EXERCISE INSTRUCTIONS
Look through the data that follows and copy each line with the string "title".

AVAILABLE RECORDS
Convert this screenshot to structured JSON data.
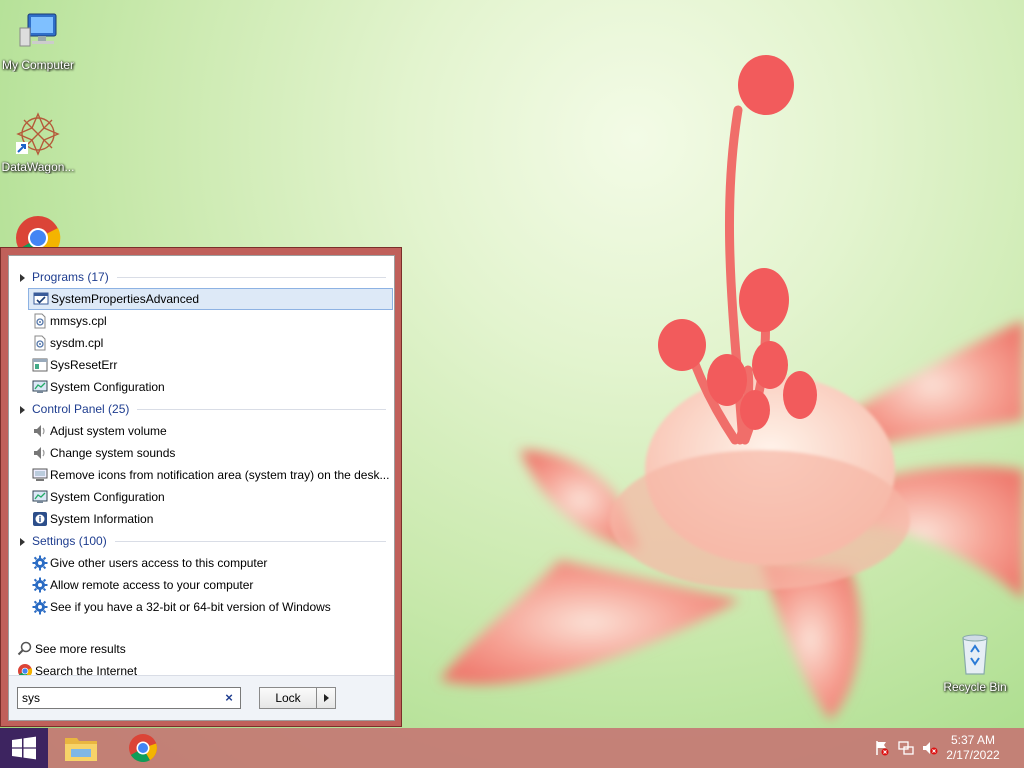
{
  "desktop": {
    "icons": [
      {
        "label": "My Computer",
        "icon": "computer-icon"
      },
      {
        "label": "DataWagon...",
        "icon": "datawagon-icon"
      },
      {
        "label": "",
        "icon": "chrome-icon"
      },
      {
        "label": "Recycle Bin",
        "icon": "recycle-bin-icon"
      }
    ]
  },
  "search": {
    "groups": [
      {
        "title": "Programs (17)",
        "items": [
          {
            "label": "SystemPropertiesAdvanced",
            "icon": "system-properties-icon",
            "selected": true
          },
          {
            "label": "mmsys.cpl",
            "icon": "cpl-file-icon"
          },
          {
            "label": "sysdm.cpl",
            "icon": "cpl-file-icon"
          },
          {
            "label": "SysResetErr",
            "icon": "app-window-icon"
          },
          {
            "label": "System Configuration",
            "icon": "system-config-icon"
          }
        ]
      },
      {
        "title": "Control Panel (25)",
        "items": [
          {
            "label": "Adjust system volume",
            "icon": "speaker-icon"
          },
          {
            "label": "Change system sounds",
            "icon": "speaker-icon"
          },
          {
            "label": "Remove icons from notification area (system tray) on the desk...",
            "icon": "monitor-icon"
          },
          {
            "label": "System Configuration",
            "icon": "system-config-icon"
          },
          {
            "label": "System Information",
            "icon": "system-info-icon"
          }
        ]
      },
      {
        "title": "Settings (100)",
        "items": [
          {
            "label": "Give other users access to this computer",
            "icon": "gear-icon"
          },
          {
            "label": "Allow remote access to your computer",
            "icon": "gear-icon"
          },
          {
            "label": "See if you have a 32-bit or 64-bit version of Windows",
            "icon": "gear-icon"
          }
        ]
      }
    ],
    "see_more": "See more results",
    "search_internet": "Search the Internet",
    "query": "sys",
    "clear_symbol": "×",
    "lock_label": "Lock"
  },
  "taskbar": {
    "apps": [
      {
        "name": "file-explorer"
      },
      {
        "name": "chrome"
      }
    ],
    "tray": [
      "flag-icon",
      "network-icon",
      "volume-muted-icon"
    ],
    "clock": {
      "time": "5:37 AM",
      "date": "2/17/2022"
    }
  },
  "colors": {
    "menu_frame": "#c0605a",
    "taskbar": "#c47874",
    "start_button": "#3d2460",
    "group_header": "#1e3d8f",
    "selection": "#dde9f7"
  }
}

SOLUTION FOR THIS TASK
        "title": "Programs (17)",
        "title": "Control Panel (25)",
        "title": "Settings (100)",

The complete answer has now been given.